**EXERCISE OBJECTIVE:** Set out the records below again exactly; skip the images.

**LISTED RECORDS:**
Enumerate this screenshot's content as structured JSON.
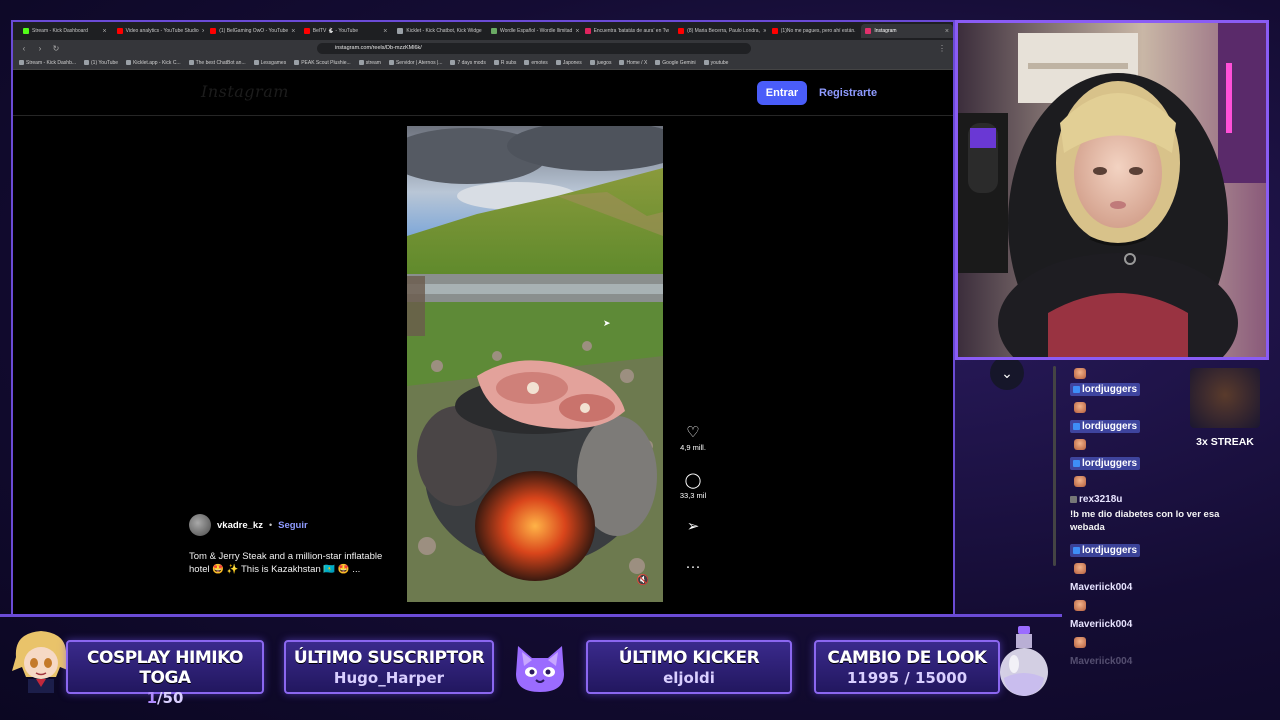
{
  "browser": {
    "tabs": [
      {
        "label": "Stream - Kick Dashboard",
        "color": "#53fc18"
      },
      {
        "label": "Video analytics - YouTube Studio",
        "color": "#ff0000"
      },
      {
        "label": "(1) BelGaming OwO - YouTube",
        "color": "#ff0000"
      },
      {
        "label": "BelTV 🐇 - YouTube",
        "color": "#ff0000"
      },
      {
        "label": "Kicklet - Kick Chatbot, Kick Widge",
        "color": "#9aa0a6"
      },
      {
        "label": "Wordle Español - Wordle llimitad",
        "color": "#6aaa64"
      },
      {
        "label": "Encuentra 'batatás de aura' en Tw",
        "color": "#e0245e"
      },
      {
        "label": "(8) Maria Becerra, Paulo Londra, ",
        "color": "#ff0000"
      },
      {
        "label": "(1)No me pagues, pero ahí están. ",
        "color": "#ff0000"
      },
      {
        "label": "Instagram",
        "color": "#e1306c",
        "active": true
      }
    ],
    "url": "instagram.com/reels/Db-mzzKMl6k/",
    "bookmarks": [
      "Stream - Kick Dashb...",
      "(1) YouTube",
      "Kicklet.app - Kick C...",
      "The best ChatBot an...",
      "Lessgames",
      "PEAK Scout Plushie...",
      "stream",
      "Servidor | Aternos |...",
      "7 days mods",
      "R subs",
      "emotes",
      "Japones",
      "juegos",
      "Home / X",
      "Google Gemini",
      "youtube"
    ]
  },
  "instagram": {
    "logo": "Instagram",
    "login_label": "Entrar",
    "signup_label": "Registrarte",
    "likes": "4,9 mill.",
    "comments": "33,3 mil",
    "author": "vkadre_kz",
    "follow_label": "Seguir",
    "caption": "Tom & Jerry Steak and a million-star inflatable hotel 🤩 ✨ This is Kazakhstan 🇰🇿 🤩 ..."
  },
  "chat": {
    "streak_label": "3x STREAK",
    "messages": [
      {
        "user": "lordjuggers",
        "text": ""
      },
      {
        "user": "lordjuggers",
        "text": ""
      },
      {
        "user": "lordjuggers",
        "text": ""
      },
      {
        "user": "rex3218u",
        "text": "!b me dio diabetes con lo ver esa webada"
      },
      {
        "user": "lordjuggers",
        "text": ""
      },
      {
        "user": "Maveriick004",
        "text": ""
      },
      {
        "user": "Maveriick004",
        "text": ""
      },
      {
        "user": "Maveriick004",
        "text": ""
      }
    ]
  },
  "overlay": {
    "panels": [
      {
        "title": "COSPLAY HIMIKO TOGA",
        "value_prefix": "1",
        "value_suffix": "/50"
      },
      {
        "title": "ÚLTIMO SUSCRIPTOR",
        "value": "Hugo_Harper"
      },
      {
        "title": "ÚLTIMO KICKER",
        "value": "eljoldi"
      },
      {
        "title": "CAMBIO DE LOOK",
        "value": "11995 / 15000"
      }
    ],
    "accent_color": "#8b67f0"
  }
}
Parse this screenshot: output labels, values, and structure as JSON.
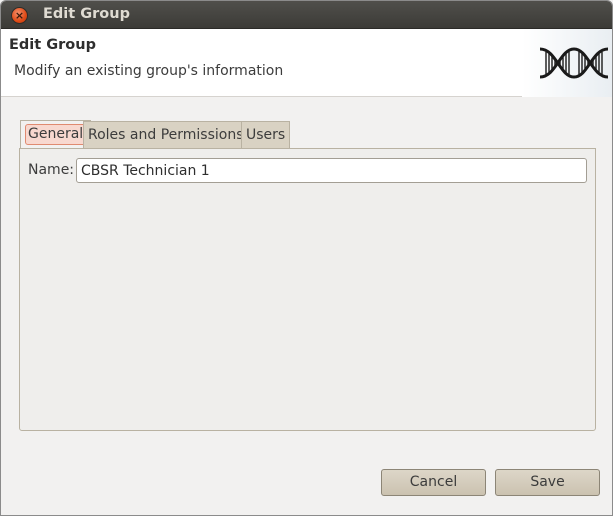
{
  "window": {
    "title": "Edit Group"
  },
  "header": {
    "title": "Edit Group",
    "subtitle": "Modify an existing group's information",
    "logo_icon": "dna-helix-icon"
  },
  "tabs": [
    {
      "label": "General",
      "active": true
    },
    {
      "label": "Roles and Permissions",
      "active": false
    },
    {
      "label": "Users",
      "active": false
    }
  ],
  "form": {
    "name_label": "Name:",
    "name_value": "CBSR Technician 1"
  },
  "buttons": {
    "cancel_label": "Cancel",
    "save_label": "Save"
  },
  "colors": {
    "titlebar": "#3c3b37",
    "close_button": "#df4a16",
    "active_tab_highlight": "#f8d8cf",
    "tab_background": "#d9d2c3"
  }
}
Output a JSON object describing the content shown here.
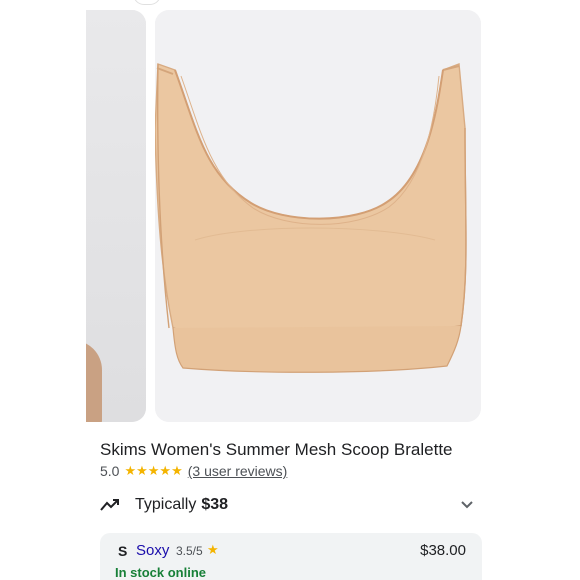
{
  "product": {
    "title": "Skims Women's Summer Mesh Scoop Bralette",
    "rating": "5.0",
    "stars": "★★★★★",
    "reviews_link": "(3 user reviews)"
  },
  "price_summary": {
    "label": "Typically",
    "price": "$38"
  },
  "offer": {
    "logo": "S",
    "seller_name": "Soxy",
    "seller_rating": "3.5/5",
    "seller_star": "★",
    "price": "$38.00",
    "stock_status": "In stock online"
  },
  "icons": {
    "trend": "trending-icon",
    "expand": "chevron-down-icon",
    "star": "star-icon"
  },
  "colors": {
    "garment": "#ebc7a1",
    "star": "#f4b400",
    "link": "#1a0dab",
    "in_stock": "#188038",
    "card_bg": "#f1f3f4"
  }
}
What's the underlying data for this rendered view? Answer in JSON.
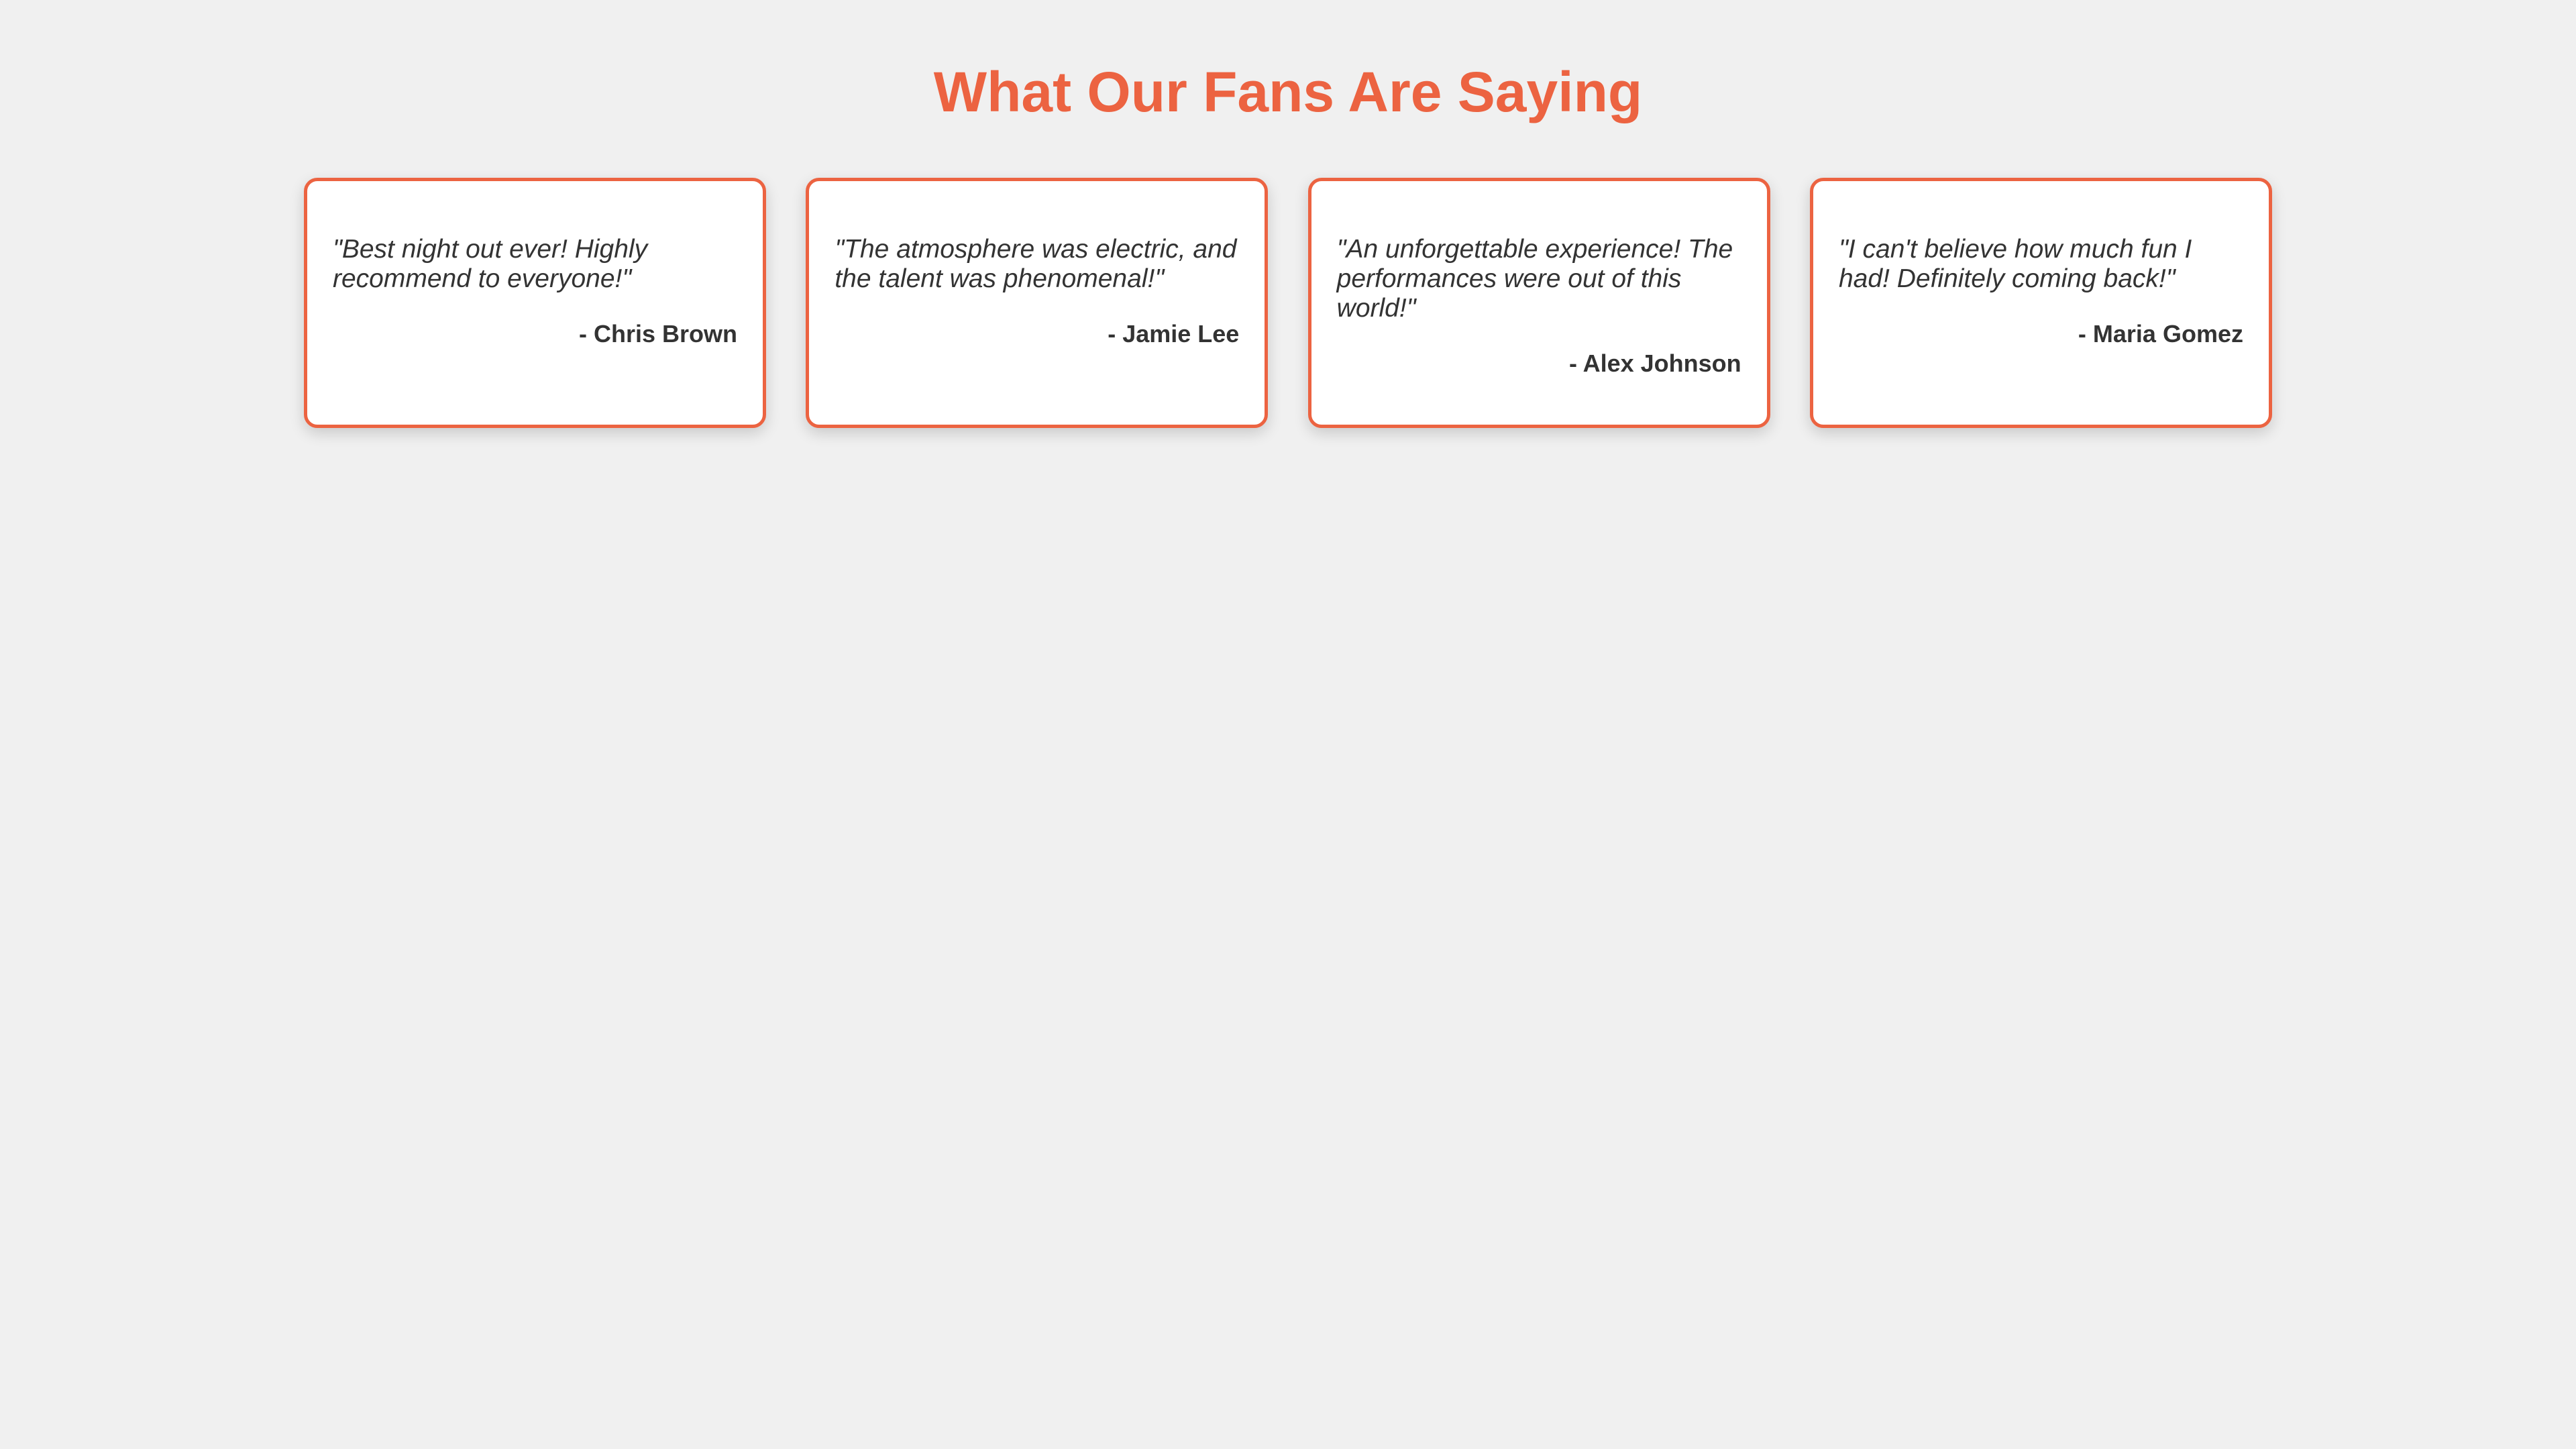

**YOUR RESPONSE:**
Enumerate this screenshot's content as structured JSON.
{
  "browser": {
    "tabs": [
      {
        "label": "Stream - Kick Dashboard",
        "color": "#53fc18"
      },
      {
        "label": "Video analytics - YouTube Studio",
        "color": "#ff0000"
      },
      {
        "label": "(1) BelGaming OwO - YouTube",
        "color": "#ff0000"
      },
      {
        "label": "BelTV 🐇 - YouTube",
        "color": "#ff0000"
      },
      {
        "label": "Kicklet - Kick Chatbot, Kick Widge",
        "color": "#9aa0a6"
      },
      {
        "label": "Wordle Español - Wordle llimitad",
        "color": "#6aaa64"
      },
      {
        "label": "Encuentra 'batatás de aura' en Tw",
        "color": "#e0245e"
      },
      {
        "label": "(8) Maria Becerra, Paulo Londra, ",
        "color": "#ff0000"
      },
      {
        "label": "(1)No me pagues, pero ahí están. ",
        "color": "#ff0000"
      },
      {
        "label": "Instagram",
        "color": "#e1306c",
        "active": true
      }
    ],
    "url": "instagram.com/reels/Db-mzzKMl6k/",
    "bookmarks": [
      "Stream - Kick Dashb...",
      "(1) YouTube",
      "Kicklet.app - Kick C...",
      "The best ChatBot an...",
      "Lessgames",
      "PEAK Scout Plushie...",
      "stream",
      "Servidor | Aternos |...",
      "7 days mods",
      "R subs",
      "emotes",
      "Japones",
      "juegos",
      "Home / X",
      "Google Gemini",
      "youtube"
    ]
  },
  "instagram": {
    "logo": "Instagram",
    "login_label": "Entrar",
    "signup_label": "Registrarte",
    "likes": "4,9 mill.",
    "comments": "33,3 mil",
    "author": "vkadre_kz",
    "follow_label": "Seguir",
    "caption": "Tom & Jerry Steak and a million-star inflatable hotel 🤩 ✨ This is Kazakhstan 🇰🇿 🤩 ..."
  },
  "chat": {
    "streak_label": "3x STREAK",
    "messages": [
      {
        "user": "lordjuggers",
        "text": ""
      },
      {
        "user": "lordjuggers",
        "text": ""
      },
      {
        "user": "lordjuggers",
        "text": ""
      },
      {
        "user": "rex3218u",
        "text": "!b me dio diabetes con lo ver esa webada"
      },
      {
        "user": "lordjuggers",
        "text": ""
      },
      {
        "user": "Maveriick004",
        "text": ""
      },
      {
        "user": "Maveriick004",
        "text": ""
      },
      {
        "user": "Maveriick004",
        "text": ""
      }
    ]
  },
  "overlay": {
    "panels": [
      {
        "title": "COSPLAY HIMIKO TOGA",
        "value_prefix": "1",
        "value_suffix": "/50"
      },
      {
        "title": "ÚLTIMO SUSCRIPTOR",
        "value": "Hugo_Harper"
      },
      {
        "title": "ÚLTIMO KICKER",
        "value": "eljoldi"
      },
      {
        "title": "CAMBIO DE LOOK",
        "value": "11995 / 15000"
      }
    ],
    "accent_color": "#8b67f0"
  }
}
Parse this screenshot: output labels, values, and structure as JSON.
{
  "window": {
    "title": "Edit Group"
  },
  "header": {
    "title": "Edit Group",
    "subtitle": "Modify an existing group's information",
    "logo_icon": "dna-helix-icon"
  },
  "tabs": [
    {
      "label": "General",
      "active": true
    },
    {
      "label": "Roles and Permissions",
      "active": false
    },
    {
      "label": "Users",
      "active": false
    }
  ],
  "form": {
    "name_label": "Name:",
    "name_value": "CBSR Technician 1"
  },
  "buttons": {
    "cancel_label": "Cancel",
    "save_label": "Save"
  },
  "colors": {
    "titlebar": "#3c3b37",
    "close_button": "#df4a16",
    "active_tab_highlight": "#f8d8cf",
    "tab_background": "#d9d2c3"
  }
}
Output a JSON object describing the content shown here.
{
  "product": {
    "title": "Skims Women's Summer Mesh Scoop Bralette",
    "rating": "5.0",
    "stars": "★★★★★",
    "reviews_link": "(3 user reviews)"
  },
  "price_summary": {
    "label": "Typically",
    "price": "$38"
  },
  "offer": {
    "logo": "S",
    "seller_name": "Soxy",
    "seller_rating": "3.5/5",
    "seller_star": "★",
    "price": "$38.00",
    "stock_status": "In stock online"
  },
  "icons": {
    "trend": "trending-icon",
    "expand": "chevron-down-icon",
    "star": "star-icon"
  },
  "colors": {
    "garment": "#ebc7a1",
    "star": "#f4b400",
    "link": "#1a0dab",
    "in_stock": "#188038",
    "card_bg": "#f1f3f4"
  }
}
What's the underlying data for this rendered view? Answer in JSON.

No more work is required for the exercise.